Exercise inputs —

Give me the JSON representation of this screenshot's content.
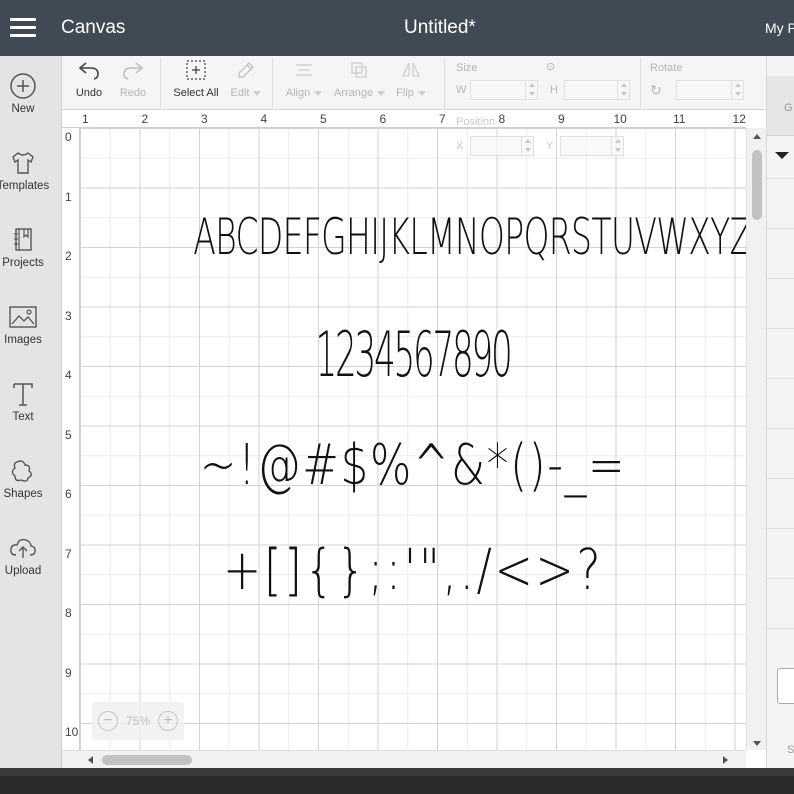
{
  "header": {
    "app_title": "Canvas",
    "document_title": "Untitled*",
    "my_projects": "My P"
  },
  "nav": [
    {
      "label": "New",
      "icon": "plus-circle-icon"
    },
    {
      "label": "Templates",
      "icon": "tshirt-icon"
    },
    {
      "label": "Projects",
      "icon": "projects-icon"
    },
    {
      "label": "Images",
      "icon": "image-icon"
    },
    {
      "label": "Text",
      "icon": "text-icon"
    },
    {
      "label": "Shapes",
      "icon": "shapes-icon"
    },
    {
      "label": "Upload",
      "icon": "upload-icon"
    }
  ],
  "toolbar": {
    "undo": "Undo",
    "redo": "Redo",
    "select_all": "Select All",
    "edit": "Edit",
    "align": "Align",
    "arrange": "Arrange",
    "flip": "Flip",
    "size": "Size",
    "w": "W",
    "h": "H",
    "rotate": "Rotate",
    "position": "Position",
    "x": "X",
    "y": "Y"
  },
  "ruler": {
    "top": [
      "1",
      "2",
      "3",
      "4",
      "5",
      "6",
      "7",
      "8",
      "9",
      "10",
      "11",
      "12"
    ],
    "left": [
      "0",
      "1",
      "2",
      "3",
      "4",
      "5",
      "6",
      "7",
      "8",
      "9",
      "10"
    ]
  },
  "canvas_text": {
    "line1": "ABCDEFGHIJKLMNOPQRSTUVWXYZ",
    "line2": "1234567890",
    "line3": "~!@#$%^&*()-_=",
    "line4": "+[]{};:'\",./<>?"
  },
  "zoom": {
    "value": "75%",
    "minus": "−",
    "plus": "+"
  },
  "right_panel": {
    "tab_label": "G",
    "bottom_label": "S"
  }
}
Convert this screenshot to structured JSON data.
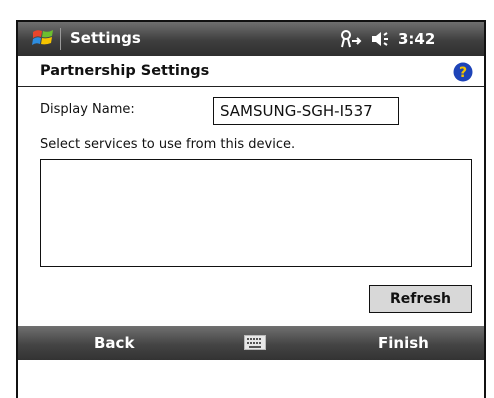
{
  "titlebar": {
    "app_icon": "windows-flag-icon",
    "title": "Settings",
    "status_icons": [
      "connectivity-icon",
      "speaker-icon"
    ],
    "time": "3:42"
  },
  "header": {
    "title": "Partnership Settings",
    "help_icon": "help-icon"
  },
  "form": {
    "display_name_label": "Display Name:",
    "display_name_value": "SAMSUNG-SGH-I537",
    "services_label": "Select services to use from this device.",
    "services_list": []
  },
  "buttons": {
    "refresh": "Refresh"
  },
  "softkeys": {
    "left": "Back",
    "center_icon": "keyboard-icon",
    "right": "Finish"
  },
  "colors": {
    "bar_dark": "#3e3e3e",
    "help_blue": "#1e44b8",
    "help_glyph": "#f5c400"
  }
}
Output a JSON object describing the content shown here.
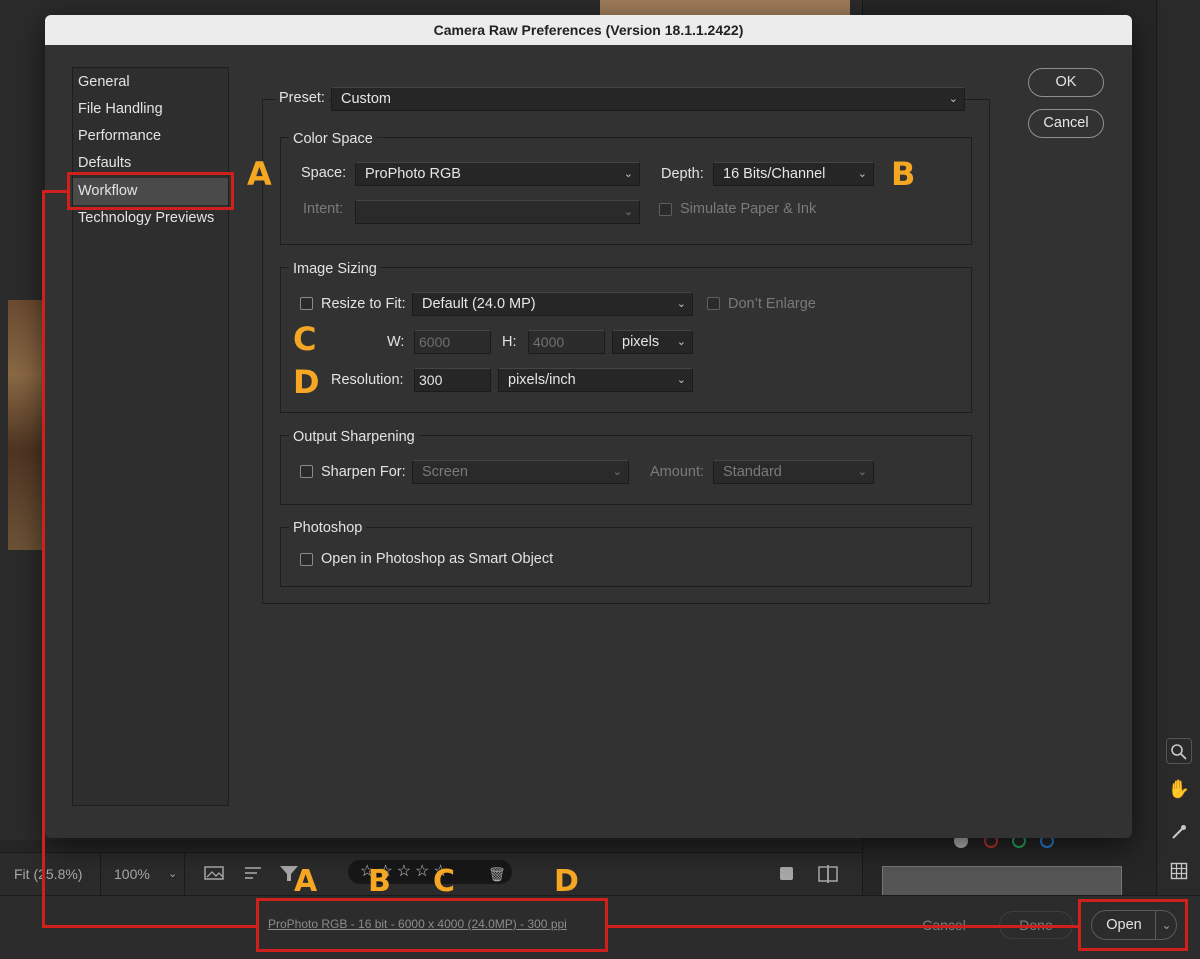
{
  "dialog": {
    "title": "Camera Raw Preferences  (Version 18.1.1.2422)",
    "ok_label": "OK",
    "cancel_label": "Cancel",
    "nav": [
      "General",
      "File Handling",
      "Performance",
      "Defaults",
      "Workflow",
      "Technology Previews"
    ],
    "selected_nav": "Workflow",
    "preset_label": "Preset:",
    "preset_value": "Custom",
    "color_space": {
      "title": "Color Space",
      "space_label": "Space:",
      "space_value": "ProPhoto RGB",
      "depth_label": "Depth:",
      "depth_value": "16 Bits/Channel",
      "intent_label": "Intent:",
      "intent_value": "",
      "simulate_label": "Simulate Paper & Ink"
    },
    "image_sizing": {
      "title": "Image Sizing",
      "resize_label": "Resize to Fit:",
      "resize_value": "Default  (24.0 MP)",
      "dont_enlarge_label": "Don’t Enlarge",
      "w_label": "W:",
      "w_value": "6000",
      "h_label": "H:",
      "h_value": "4000",
      "units_value": "pixels",
      "resolution_label": "Resolution:",
      "resolution_value": "300",
      "resolution_units": "pixels/inch"
    },
    "output_sharpening": {
      "title": "Output Sharpening",
      "sharpen_label": "Sharpen For:",
      "sharpen_value": "Screen",
      "amount_label": "Amount:",
      "amount_value": "Standard"
    },
    "photoshop": {
      "title": "Photoshop",
      "smart_object_label": "Open in Photoshop as Smart Object"
    }
  },
  "bottom_toolbar": {
    "fit_label": "Fit (25.8%)",
    "zoom_label": "100%",
    "stars": "☆☆☆☆☆"
  },
  "footer": {
    "workflow_link": "ProPhoto RGB - 16 bit - 6000 x 4000 (24.0MP) - 300 ppi",
    "cancel_label": "Cancel",
    "done_label": "Done",
    "open_label": "Open"
  },
  "annotations": {
    "a": "A",
    "b": "B",
    "c": "C",
    "d": "D"
  },
  "colors": {
    "annotation": "#f5a623",
    "highlight_box": "#d0201c"
  }
}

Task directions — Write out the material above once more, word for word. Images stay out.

Finished task —
Give me the JSON representation of this screenshot's content.
{
  "header": {
    "app_title": "Canvas",
    "document_title": "Untitled*",
    "my_projects": "My P"
  },
  "nav": [
    {
      "label": "New",
      "icon": "plus-circle-icon"
    },
    {
      "label": "Templates",
      "icon": "tshirt-icon"
    },
    {
      "label": "Projects",
      "icon": "projects-icon"
    },
    {
      "label": "Images",
      "icon": "image-icon"
    },
    {
      "label": "Text",
      "icon": "text-icon"
    },
    {
      "label": "Shapes",
      "icon": "shapes-icon"
    },
    {
      "label": "Upload",
      "icon": "upload-icon"
    }
  ],
  "toolbar": {
    "undo": "Undo",
    "redo": "Redo",
    "select_all": "Select All",
    "edit": "Edit",
    "align": "Align",
    "arrange": "Arrange",
    "flip": "Flip",
    "size": "Size",
    "w": "W",
    "h": "H",
    "rotate": "Rotate",
    "position": "Position",
    "x": "X",
    "y": "Y"
  },
  "ruler": {
    "top": [
      "1",
      "2",
      "3",
      "4",
      "5",
      "6",
      "7",
      "8",
      "9",
      "10",
      "11",
      "12"
    ],
    "left": [
      "0",
      "1",
      "2",
      "3",
      "4",
      "5",
      "6",
      "7",
      "8",
      "9",
      "10"
    ]
  },
  "canvas_text": {
    "line1": "ABCDEFGHIJKLMNOPQRSTUVWXYZ",
    "line2": "1234567890",
    "line3": "~!@#$%^&*()-_=",
    "line4": "+[]{};:'\",./<>?"
  },
  "zoom": {
    "value": "75%",
    "minus": "−",
    "plus": "+"
  },
  "right_panel": {
    "tab_label": "G",
    "bottom_label": "S"
  }
}
Convert this screenshot to structured JSON data.
{
  "titlebar": {
    "app_icon": "windows-flag-icon",
    "title": "Settings",
    "status_icons": [
      "connectivity-icon",
      "speaker-icon"
    ],
    "time": "3:42"
  },
  "header": {
    "title": "Partnership Settings",
    "help_icon": "help-icon"
  },
  "form": {
    "display_name_label": "Display Name:",
    "display_name_value": "SAMSUNG-SGH-I537",
    "services_label": "Select services to use from this device.",
    "services_list": []
  },
  "buttons": {
    "refresh": "Refresh"
  },
  "softkeys": {
    "left": "Back",
    "center_icon": "keyboard-icon",
    "right": "Finish"
  },
  "colors": {
    "bar_dark": "#3e3e3e",
    "help_blue": "#1e44b8",
    "help_glyph": "#f5c400"
  }
}
Output a JSON object describing the content shown here.
{
  "dialog": {
    "title": "Camera Raw Preferences  (Version 18.1.1.2422)",
    "ok_label": "OK",
    "cancel_label": "Cancel",
    "nav": [
      "General",
      "File Handling",
      "Performance",
      "Defaults",
      "Workflow",
      "Technology Previews"
    ],
    "selected_nav": "Workflow",
    "preset_label": "Preset:",
    "preset_value": "Custom",
    "color_space": {
      "title": "Color Space",
      "space_label": "Space:",
      "space_value": "ProPhoto RGB",
      "depth_label": "Depth:",
      "depth_value": "16 Bits/Channel",
      "intent_label": "Intent:",
      "intent_value": "",
      "simulate_label": "Simulate Paper & Ink"
    },
    "image_sizing": {
      "title": "Image Sizing",
      "resize_label": "Resize to Fit:",
      "resize_value": "Default  (24.0 MP)",
      "dont_enlarge_label": "Don’t Enlarge",
      "w_label": "W:",
      "w_value": "6000",
      "h_label": "H:",
      "h_value": "4000",
      "units_value": "pixels",
      "resolution_label": "Resolution:",
      "resolution_value": "300",
      "resolution_units": "pixels/inch"
    },
    "output_sharpening": {
      "title": "Output Sharpening",
      "sharpen_label": "Sharpen For:",
      "sharpen_value": "Screen",
      "amount_label": "Amount:",
      "amount_value": "Standard"
    },
    "photoshop": {
      "title": "Photoshop",
      "smart_object_label": "Open in Photoshop as Smart Object"
    }
  },
  "bottom_toolbar": {
    "fit_label": "Fit (25.8%)",
    "zoom_label": "100%",
    "stars": "☆☆☆☆☆"
  },
  "footer": {
    "workflow_link": "ProPhoto RGB - 16 bit - 6000 x 4000 (24.0MP) - 300 ppi",
    "cancel_label": "Cancel",
    "done_label": "Done",
    "open_label": "Open"
  },
  "annotations": {
    "a": "A",
    "b": "B",
    "c": "C",
    "d": "D"
  },
  "colors": {
    "annotation": "#f5a623",
    "highlight_box": "#d0201c"
  }
}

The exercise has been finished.